Gold prices closed higher on Monday despite comments from Federal Reserve officials suggesting that the central bank may soon pullback its bond-buying program.
“The central bank’s bond-buying program, also known as quantitative easing, has helped support gold prices,” wrote Myra P. Saefongand Shawn Langlois in a MarketWatch report.“The program contributed to a weaker dollar, which in turn buoyed prices for dollar-denominated gold.”
In fact, two Fed officials offered comments suggesting a taper may be imminent. St. Louis Fed President James Bullard said that the best course of action may be a small tapering in December. Richmond Fed President Jeffrey Lacker stated that, at their meeting next week, the Fed will definitely be discussing pulling back on quantitative easing.

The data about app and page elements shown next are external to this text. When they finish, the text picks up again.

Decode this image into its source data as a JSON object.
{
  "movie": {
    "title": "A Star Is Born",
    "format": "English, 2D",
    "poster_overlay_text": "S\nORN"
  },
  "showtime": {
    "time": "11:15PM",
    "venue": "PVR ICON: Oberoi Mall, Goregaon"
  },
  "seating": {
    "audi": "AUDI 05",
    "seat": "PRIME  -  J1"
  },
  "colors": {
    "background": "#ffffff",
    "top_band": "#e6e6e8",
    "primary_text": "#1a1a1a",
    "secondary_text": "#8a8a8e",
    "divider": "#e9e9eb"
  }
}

Towards the end of the day Richard Fisher, president of the Dallas Federal Reserve Bank, reaffirmed that he backed tapering the central bank’s bond buyback program as the earliest possible opportunity.
Yet, despite these indications that the buyback program may be coming to an end, the price of gold for February delivery rose in trading, suggesting that it may have reached a bottom.
“Gold’s price gains over the last two sessions, in the face of news indicating that a QE taper may come sooner rather than later, may mean that the metal has finally priced in such an event,” said Brien Lundin, editor of Gold Newsletter. “In short, we may have run out of sellers.”
“And with the bearish side of the boat so overcrowded, the gold market appears primed for a significant short-covering rebound,” he told MarketWatch.
Gold dropped last week, amidst the release of multiple positive economic indicators, including a better than expected jobs report. However, towards the end of the week it rose.
“The fact that gold failed to fully penetrate its prior lows from last week is a welcome sign for bullish investors,” said Fawad Razaqzada, a Forex.com technical analyst. “This has helped to prevent it from closing below that long-term bullish trend line around $1,225.”